Start of SUPPLIED RECORDS

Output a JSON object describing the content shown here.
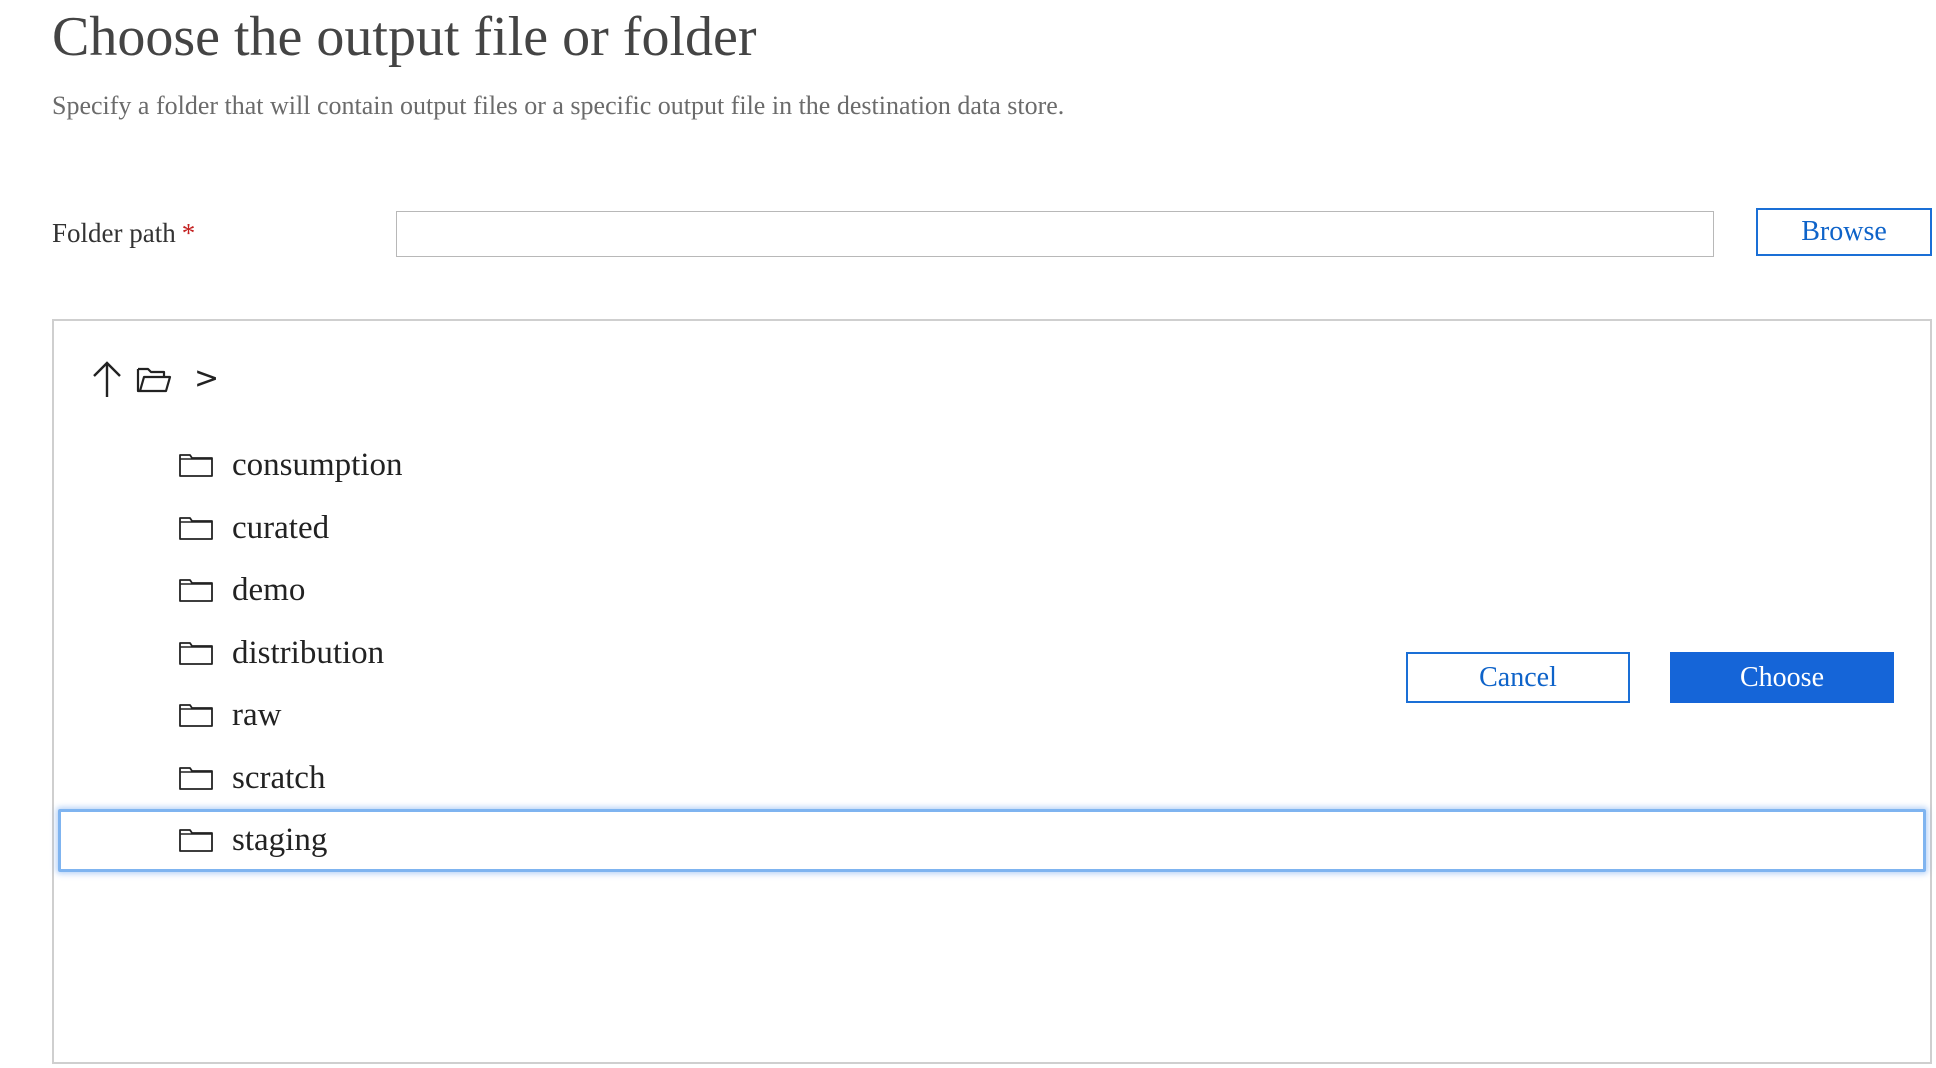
{
  "dialog": {
    "title": "Choose the output file or folder",
    "subtitle": "Specify a folder that will contain output files or a specific output file in the destination data store."
  },
  "folder_path": {
    "label": "Folder path",
    "required_marker": "*",
    "value": "",
    "browse_label": "Browse"
  },
  "browser": {
    "toolbar": {
      "up_icon": "arrow-up-icon",
      "open_icon": "open-folder-icon",
      "breadcrumb_separator": ">"
    },
    "folder_icon": "folder-icon",
    "folders": [
      {
        "name": "consumption",
        "selected": false
      },
      {
        "name": "curated",
        "selected": false
      },
      {
        "name": "demo",
        "selected": false
      },
      {
        "name": "distribution",
        "selected": false
      },
      {
        "name": "raw",
        "selected": false
      },
      {
        "name": "scratch",
        "selected": false
      },
      {
        "name": "staging",
        "selected": true
      }
    ]
  },
  "actions": {
    "cancel_label": "Cancel",
    "choose_label": "Choose"
  },
  "colors": {
    "accent": "#1565d8",
    "required": "#c42121",
    "selection_border": "#7fb4f0"
  }
}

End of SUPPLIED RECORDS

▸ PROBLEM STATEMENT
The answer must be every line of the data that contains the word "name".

▸ EXERCISE OUTPUT
        "name": "consumption",
        "name": "curated",
        "name": "demo",
        "name": "distribution",
        "name": "raw",
        "name": "scratch",
        "name": "staging",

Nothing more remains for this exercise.